Tasks need definition, and the Responsible has to make sure the goals of the task are clear to the team, and with the person they are Accountable to. The A may specify outcomes to achieve, and the idea may originate with the R or a group.  Still, having someone to be accountable-to means the task is part of a larger whole. The R and A agree on timetables and how to stay in touch.  Having one person as R means the A knows where the “buck stops.” One-on-one conversations mean that decisions can be made quickly and directly.

If we are thinking of working a task as a spiritual practice – why not share it with others?  The Support persons get the work done.  As Marge Piercy writes: “I want to be with people who submerge in the task, who go into the fields to harvest in a row..” The S people follow direction of the R, and, if we are all working together for courageous spiritual growth, the R makes sure the work is collaborative and satisfying to all.
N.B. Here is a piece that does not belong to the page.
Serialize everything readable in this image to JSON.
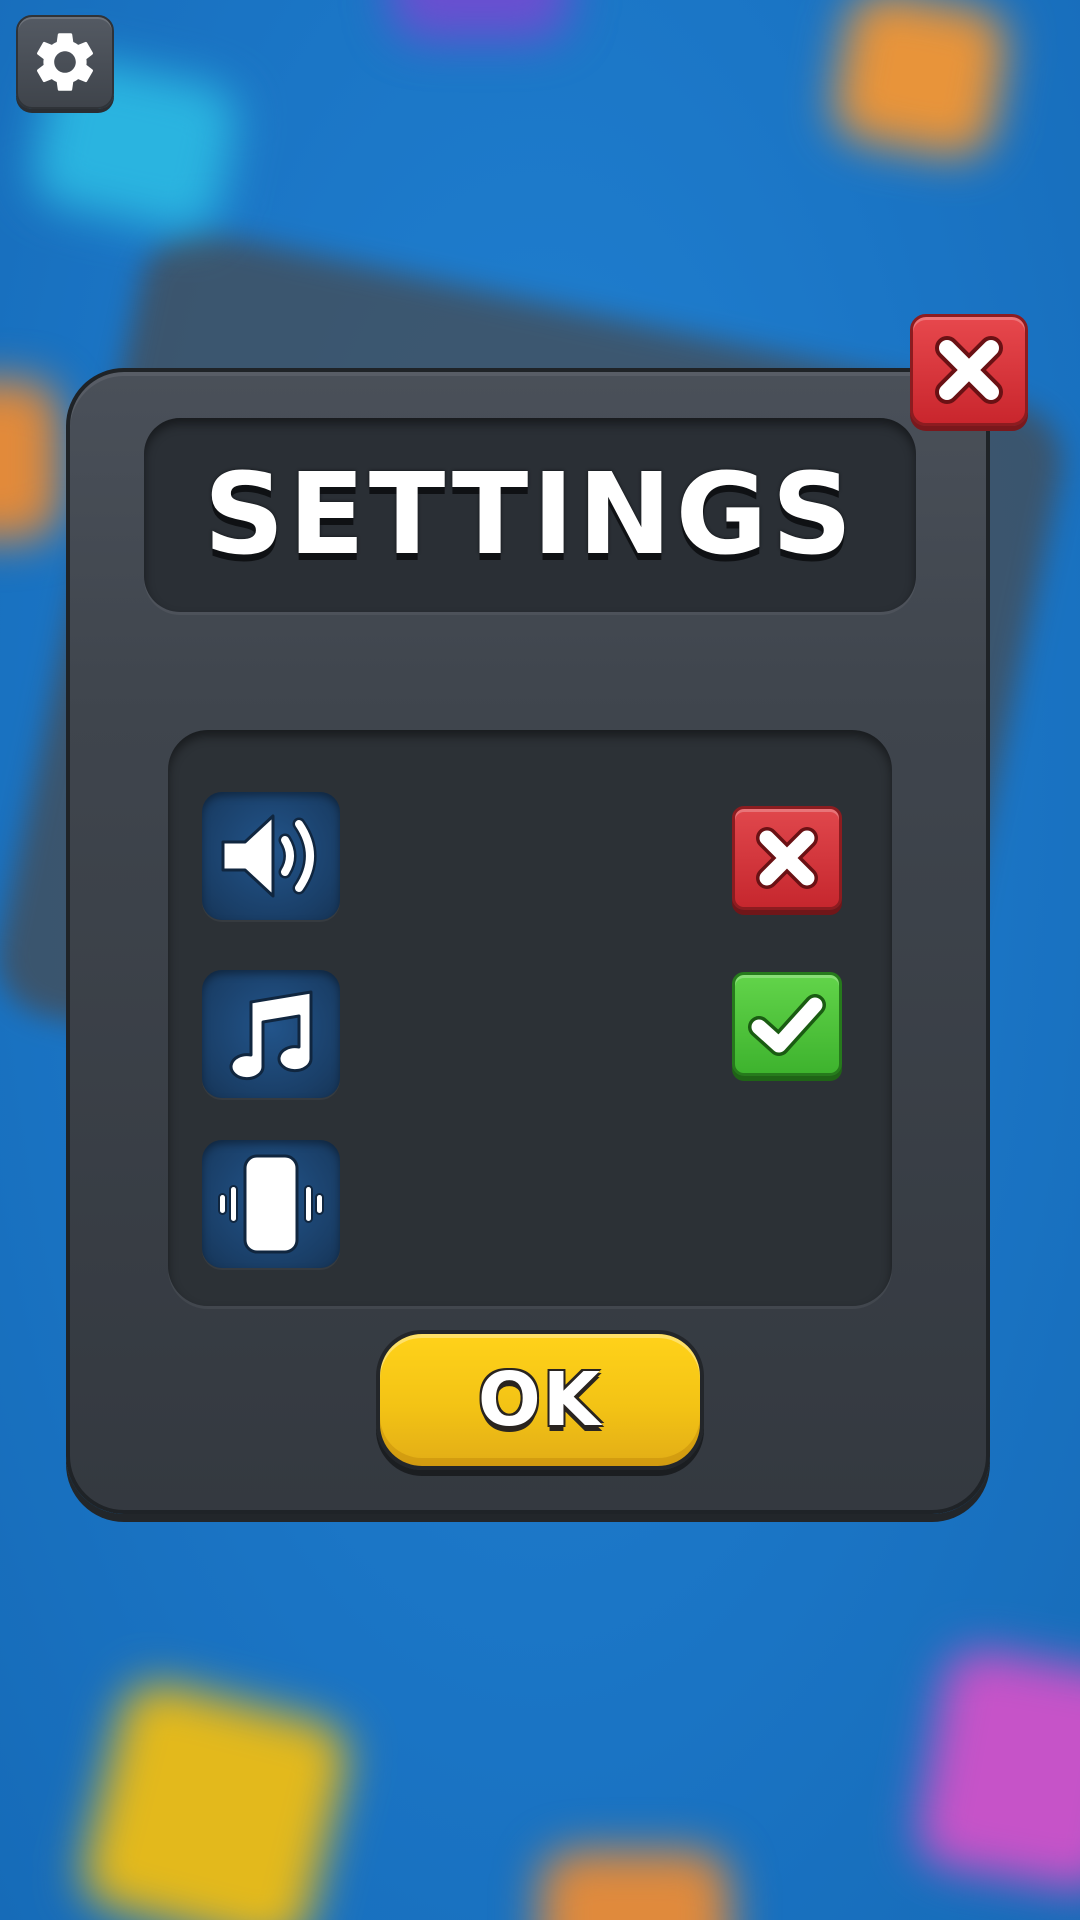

Some tasks need outside help, and that’s where Consultants come in. The C is not part of the work, but might tell the R how to put an announcement onto the website, or where to buy party hats. The last part of this model is the “I” and they are Informed of the result.  This often means the Office Manager or the Treasurer if the task involved collecting, spending or raising money. It often involves the Accountable person, who might be coordinating that task with another. And it might involve another team. For example, recently a team making a brochure for the Membership Committee’s welcoming team “informed them” with the finished brochure: “A Spiritual Home for Our Military.”

Our NEST week work was a good example. Each leader (R) had authority and clear tasks. They had helpers on the team (S) and reported back to Anne Odell and our overall leaders (A), also consulting (C) with them, and Buildings and Grounds, Susie, etc. The outcome was reported Information to the city, to the larger NEST organization and to the congregation (all I’s.)

There are a few things to notice in this model. First, there is only one R. If a task is defined, others should not come in and do it first, or fix it.  If you have a serious concern, talk with the A. The lines of Accountability should be clear. For example, Matt Griset, Brian Brennan, Susie Gullixson and Tracy Brune are accountable to me as head of staff, but each is responsible for their own work.  Paul Greggs and Selene Spelts are accountable to Dr. Brennan, and also each as their own Responsibility. The development of supporting groups, such as the Religious Education Committee, the Lay Pastoral Associates, the Choir and Choral Groups work with staff in the tasks of Beloved Community.  

The highest accountability is to our mission:  “Our congregation provides a nurturing community, fosters courageous spiritual growth, and inspires compassionate action.” All we do is the work of personal transformation. As Marge Piercy wrote:  “I want to be with people… who are not parlor generals and field deserters but move in a common rhythm when the food must come in or the fire be put out.”  This is my vision for CVUU.  Clear responsibility and clear accountability and teamwork on common goals.

Even in a time of upheaval, Dorothy Day’s words remind us “No one has a right to sit down and feel hopeless.  There’s too much work to do.”  (reading 560)

If you were part of the NEST team, ask yourself: “Was that a spiritual practice?”

With love,

Rev. Charlie